There’s enough written about managers. I’ve written about it myself here, here & here. But this post is completely devoted to a much avoided/evaded part of a manager’s role: Giving Feedback
So here’s a suggestion I have: Why don’t we make giving feedback a part of a manager’s performance review? Make it objective and quantifiable.
Why should we go with this approach to management? Here’s why:
- It will make managers give feedback. Simple. Right? Yes, sometimes a basic request for feedback isn’t met. At times it’s completely avoided too.
- Feedback can be tracked and reviewed along with other parameters as part of the manager’s performance review. It would help identify areas in which the manager might need help, when it comes to giving feedback.
- Takes away the opportunity to just give hints and get away with it. The recipient knows exactly what’s been said.
- Avoids arguments. When the feedback is clear and precise it doesn’t give room for arguments, debates or worse, assumptions!
- When you make it quantifiable, the manager’s focus will be on giving feedback with enough data.
- Makes it a direct interaction between the manager and his direct report. Often, feedback is passed through other leads/employees. An approach that always backfires.
- It helps set-up a clear communication channel between managers and direct reports. Performance parameters can be set openly and discussed without any discomfort.
- Expectations can be set, managed and communicated effectively.
- It takes away the assumption that giving feedback is a one-time effort.
- Once the feedback is in place, it would help with formulating measures for improving the direct report’s performance.
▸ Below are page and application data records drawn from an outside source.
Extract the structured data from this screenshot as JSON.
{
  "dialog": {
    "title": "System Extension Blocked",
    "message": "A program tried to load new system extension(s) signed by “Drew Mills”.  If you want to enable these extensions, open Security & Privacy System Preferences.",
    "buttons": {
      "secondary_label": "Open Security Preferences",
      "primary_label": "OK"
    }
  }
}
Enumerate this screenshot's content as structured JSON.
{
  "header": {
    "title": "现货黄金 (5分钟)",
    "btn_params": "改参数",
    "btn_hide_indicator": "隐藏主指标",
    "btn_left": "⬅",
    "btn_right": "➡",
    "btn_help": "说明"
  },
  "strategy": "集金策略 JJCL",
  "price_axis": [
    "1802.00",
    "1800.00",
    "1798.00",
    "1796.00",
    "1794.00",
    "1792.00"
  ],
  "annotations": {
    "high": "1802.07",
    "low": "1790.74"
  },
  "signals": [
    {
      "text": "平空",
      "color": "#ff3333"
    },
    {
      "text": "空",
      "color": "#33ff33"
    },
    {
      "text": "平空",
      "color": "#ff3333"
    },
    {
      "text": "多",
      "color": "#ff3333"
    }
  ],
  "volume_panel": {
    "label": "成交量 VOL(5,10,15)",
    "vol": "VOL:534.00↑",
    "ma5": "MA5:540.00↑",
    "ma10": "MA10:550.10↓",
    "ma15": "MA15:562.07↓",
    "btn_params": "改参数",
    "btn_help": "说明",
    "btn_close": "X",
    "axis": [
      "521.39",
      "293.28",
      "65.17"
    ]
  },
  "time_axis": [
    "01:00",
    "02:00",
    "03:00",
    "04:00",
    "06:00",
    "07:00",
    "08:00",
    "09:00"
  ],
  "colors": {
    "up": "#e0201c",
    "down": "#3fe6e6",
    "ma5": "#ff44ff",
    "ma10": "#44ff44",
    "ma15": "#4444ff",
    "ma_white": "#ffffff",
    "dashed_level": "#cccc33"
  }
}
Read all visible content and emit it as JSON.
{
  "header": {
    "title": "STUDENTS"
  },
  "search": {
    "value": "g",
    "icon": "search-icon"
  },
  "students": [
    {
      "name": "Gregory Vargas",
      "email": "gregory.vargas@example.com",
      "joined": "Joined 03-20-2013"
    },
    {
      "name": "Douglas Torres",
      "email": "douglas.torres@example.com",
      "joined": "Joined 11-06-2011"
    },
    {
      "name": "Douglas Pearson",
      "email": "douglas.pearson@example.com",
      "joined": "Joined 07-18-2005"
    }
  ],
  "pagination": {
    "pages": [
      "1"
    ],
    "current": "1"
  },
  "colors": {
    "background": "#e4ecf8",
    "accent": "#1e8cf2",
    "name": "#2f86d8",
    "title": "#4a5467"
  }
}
Follow-up can be well planned, tracked and executed easily.
- PIP (Performance Improvement Plan) will make more sense than before. Since feedback is captured on a regular basis and hence helps avoid surprising the recipient.
Thinks to watch out for:
- Managers need to be trained before implementing this move.
- Feedback is to be given only about work. Shouldn’t be a personal judgment of the manager.
There could be many more instances to look out for. That’s exactly why a training session would be helpful. Is this a bold move? Maybe not. It’s a matter of companies implementing and manager’s accepting it. Yes, Change is Strange!
Do you think your organization is ready for this? Are you ready for this? Do you manage people? Are you a leader? Do you report to a manager who gives feedback? Do you report to a manager who hates giving feedback? Would love to hear your thoughts. I’m open to receive feedback!